The role of chlorophyll itself is to absorb sunlight and transmit it to the reaction center, in a complex photosystem in which elements like chlorophyll a (which is the only type of chlorophyll that transforms the light energy into chemical energy) which helped generate energy and organic matter, as well as oxygen.
The functioning of chlorophyll is as follows: the absorption by the molecule of a photon of light will bring the electrons that are part of it into a much more energetic and excited state, which can only remain in this state for a short time. before transferring excess energy to another molecule (A transmission that can end up generating which causes the energy to eventually reach the parts of the cell that photosynthesize), dissipating as heat or on its own emitting what we commonly call fluorescence.
Properties and uses in humans
Chlorophyll is a key substance for the survival of plants, as it allows them to take advantage of sunlight to photosynthesize and generate organic matter, nutrients and energy for the plant itself from the plant itself. carbon dioxide. But the truth is this pigment is not only beneficial for plantsBut several studies suggest (albeit with mixed results) that it has a number of interesting properties useful to humans. Among the properties most often cited, although the data is not entirely clear, the following stand out.
One of the best-known properties of chlorophyll is that it promotes good gastrointestinal health, promotes drainage and motility of the digestive tract, and helps protect the intestinal flora. More too it seems to facilitate the expulsion of heavy elements with toxic potential.
2. Antioxidant and healing
Another interesting property of this substance is its high content of antioxidants, which promotes the fight against free radicals and helps prevent cell damage and aging. In this sense, it is also used in anti-aging products. Furthermore its use in wound healing is common, Which seems to facilitate.
Various studies seem to indicate that in addition to being an antioxidant, chlorophyll helps reduce pro-inflammatory cytokines and to some extent reduce the effects of inflammation. In this regard, it can help treat intestinal inflammation or arthritis.

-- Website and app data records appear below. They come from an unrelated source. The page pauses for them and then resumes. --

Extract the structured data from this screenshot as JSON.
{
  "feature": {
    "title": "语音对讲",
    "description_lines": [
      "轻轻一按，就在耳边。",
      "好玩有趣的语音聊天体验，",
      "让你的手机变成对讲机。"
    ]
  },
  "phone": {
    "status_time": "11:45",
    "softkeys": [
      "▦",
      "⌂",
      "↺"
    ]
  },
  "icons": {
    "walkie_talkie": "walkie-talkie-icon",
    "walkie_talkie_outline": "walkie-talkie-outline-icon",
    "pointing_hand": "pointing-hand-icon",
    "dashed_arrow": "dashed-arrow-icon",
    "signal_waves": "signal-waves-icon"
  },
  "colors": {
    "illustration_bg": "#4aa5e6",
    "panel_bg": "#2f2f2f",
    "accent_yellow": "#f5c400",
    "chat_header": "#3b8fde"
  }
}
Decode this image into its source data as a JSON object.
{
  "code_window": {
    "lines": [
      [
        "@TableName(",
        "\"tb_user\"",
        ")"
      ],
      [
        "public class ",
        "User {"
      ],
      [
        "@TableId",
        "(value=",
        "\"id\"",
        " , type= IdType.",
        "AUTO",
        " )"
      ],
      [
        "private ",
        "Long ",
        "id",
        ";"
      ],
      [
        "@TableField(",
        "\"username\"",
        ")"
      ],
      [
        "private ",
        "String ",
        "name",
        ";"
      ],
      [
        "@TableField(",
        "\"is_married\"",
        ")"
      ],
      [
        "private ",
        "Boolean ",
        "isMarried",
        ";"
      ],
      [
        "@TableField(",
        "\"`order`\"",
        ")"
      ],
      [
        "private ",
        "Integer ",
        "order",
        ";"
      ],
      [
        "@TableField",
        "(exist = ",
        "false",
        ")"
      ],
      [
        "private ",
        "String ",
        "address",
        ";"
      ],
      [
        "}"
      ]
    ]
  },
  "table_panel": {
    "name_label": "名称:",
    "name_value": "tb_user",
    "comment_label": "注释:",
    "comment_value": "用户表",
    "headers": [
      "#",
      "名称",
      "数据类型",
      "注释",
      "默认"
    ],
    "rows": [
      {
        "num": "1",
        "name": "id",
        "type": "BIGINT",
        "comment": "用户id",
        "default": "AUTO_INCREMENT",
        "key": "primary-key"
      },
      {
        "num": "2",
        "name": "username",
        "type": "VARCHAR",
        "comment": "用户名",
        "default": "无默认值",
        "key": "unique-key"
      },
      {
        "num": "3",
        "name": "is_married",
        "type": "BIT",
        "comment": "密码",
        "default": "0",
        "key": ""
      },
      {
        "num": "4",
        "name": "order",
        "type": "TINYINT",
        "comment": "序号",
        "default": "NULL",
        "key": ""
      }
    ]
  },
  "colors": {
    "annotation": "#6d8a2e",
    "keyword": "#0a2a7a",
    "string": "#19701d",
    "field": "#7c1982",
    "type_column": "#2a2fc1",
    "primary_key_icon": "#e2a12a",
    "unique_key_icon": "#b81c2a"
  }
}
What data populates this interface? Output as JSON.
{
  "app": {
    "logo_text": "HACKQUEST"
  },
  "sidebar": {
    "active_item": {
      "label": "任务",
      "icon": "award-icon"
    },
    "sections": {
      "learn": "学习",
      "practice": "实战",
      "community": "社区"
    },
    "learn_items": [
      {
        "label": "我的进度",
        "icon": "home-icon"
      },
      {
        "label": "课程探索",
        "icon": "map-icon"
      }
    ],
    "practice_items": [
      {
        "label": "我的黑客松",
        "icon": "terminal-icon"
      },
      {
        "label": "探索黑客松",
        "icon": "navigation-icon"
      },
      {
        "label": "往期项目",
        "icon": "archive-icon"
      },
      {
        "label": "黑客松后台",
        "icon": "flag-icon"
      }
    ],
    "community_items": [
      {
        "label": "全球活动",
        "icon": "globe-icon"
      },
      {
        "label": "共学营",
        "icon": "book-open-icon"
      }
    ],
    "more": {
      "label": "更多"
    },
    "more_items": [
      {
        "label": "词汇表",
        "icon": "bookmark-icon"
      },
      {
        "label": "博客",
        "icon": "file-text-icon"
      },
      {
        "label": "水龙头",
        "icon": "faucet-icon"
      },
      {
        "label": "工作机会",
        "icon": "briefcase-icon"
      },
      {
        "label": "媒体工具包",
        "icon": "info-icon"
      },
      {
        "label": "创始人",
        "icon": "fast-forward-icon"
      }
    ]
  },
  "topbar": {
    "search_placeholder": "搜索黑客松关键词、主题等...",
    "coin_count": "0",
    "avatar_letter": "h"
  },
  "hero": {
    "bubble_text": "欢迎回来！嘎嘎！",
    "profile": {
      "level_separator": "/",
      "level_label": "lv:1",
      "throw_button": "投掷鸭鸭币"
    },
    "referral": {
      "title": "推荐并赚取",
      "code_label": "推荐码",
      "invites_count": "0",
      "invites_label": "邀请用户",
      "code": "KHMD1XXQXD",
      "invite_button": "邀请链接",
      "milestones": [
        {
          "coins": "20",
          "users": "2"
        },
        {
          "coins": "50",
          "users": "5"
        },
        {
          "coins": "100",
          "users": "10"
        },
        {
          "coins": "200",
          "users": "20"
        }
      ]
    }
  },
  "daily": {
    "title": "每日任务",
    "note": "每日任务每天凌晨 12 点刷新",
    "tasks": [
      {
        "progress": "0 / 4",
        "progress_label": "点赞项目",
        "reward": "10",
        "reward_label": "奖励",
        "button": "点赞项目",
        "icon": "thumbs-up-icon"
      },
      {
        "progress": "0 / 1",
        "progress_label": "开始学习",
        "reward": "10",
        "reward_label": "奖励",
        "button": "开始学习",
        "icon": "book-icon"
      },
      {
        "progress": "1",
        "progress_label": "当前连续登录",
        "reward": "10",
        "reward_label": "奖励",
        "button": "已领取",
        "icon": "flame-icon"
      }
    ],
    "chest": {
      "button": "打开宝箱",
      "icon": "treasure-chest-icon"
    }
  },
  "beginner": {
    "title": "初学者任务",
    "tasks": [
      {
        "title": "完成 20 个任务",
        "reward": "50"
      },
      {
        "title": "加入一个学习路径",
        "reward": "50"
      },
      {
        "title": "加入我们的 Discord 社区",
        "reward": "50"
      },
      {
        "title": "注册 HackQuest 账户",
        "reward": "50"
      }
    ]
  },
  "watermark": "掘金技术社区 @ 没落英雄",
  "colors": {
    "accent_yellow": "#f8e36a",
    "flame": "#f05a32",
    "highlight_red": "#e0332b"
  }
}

4. Contributes to good circulation
Another of the properties attributed to chlorophyll (although it is debated whether it is real or a myth), in part thanks to its antioxidant, purifying and anti-inflammatory potentialThis is to promote the proper functioning of the blood circulation.
Its magnesium content is said to help increase the production and improve the health of red blood cells, which in turn promotes oxygenation of the body. While there are doubts about the latter, if there is a bit more consensus that it helps lower cholesterol and triglycerides, which certainly promotes circulation and cardiovascular health and reduces blood pressure. probability of problems in this system. It also appears to help alkalize the blood.
5. Promotes coagulation
In addition to the above, this pigment is rich in vitamin K, a substance involved in the blood that can clot and helps control possible bleeding. This also includes that of menstruation, which helps to control.
6. Reduces bad odors
As can easily be seen in a large number of personal care products, chlorophyll is often used as a component. for making deodorants or even mouthwashes or oral sprays. Indeed, it is considered to have the property of reducing body odor, whether it is to fight against bad breath or the smell of sweat. It also appears to reduce the stench of urine and feces.
- Chermonosky, S .; Segelman, A. and Porets, R. (1999). Effect of dietary chlorophyll derivatives on mutagenesis and tumor cell growth. Teratogenic carcinogenic mutagen. 19: 313-322.
- Manrique, I. (2003). Photosynthetic pigments, little more than the capture of light. Ecosystems, year XII (1). [Online]. Available at: http // www.aeet.org / ecosystems / 031 / report4.htm
- Subramoniam, A., Asha, VV, Nair, SA, Sasidharan, SP, Sureshkumar, PK, Rajendran, KN, Karunagaran, D. and Ramalingam, K. (2012). Chlorophyll revised: anti-inflammatory activities of chlorophyll and inhibition of TNF-α gene expression by it. Inflammation, 35 (3): 959-966.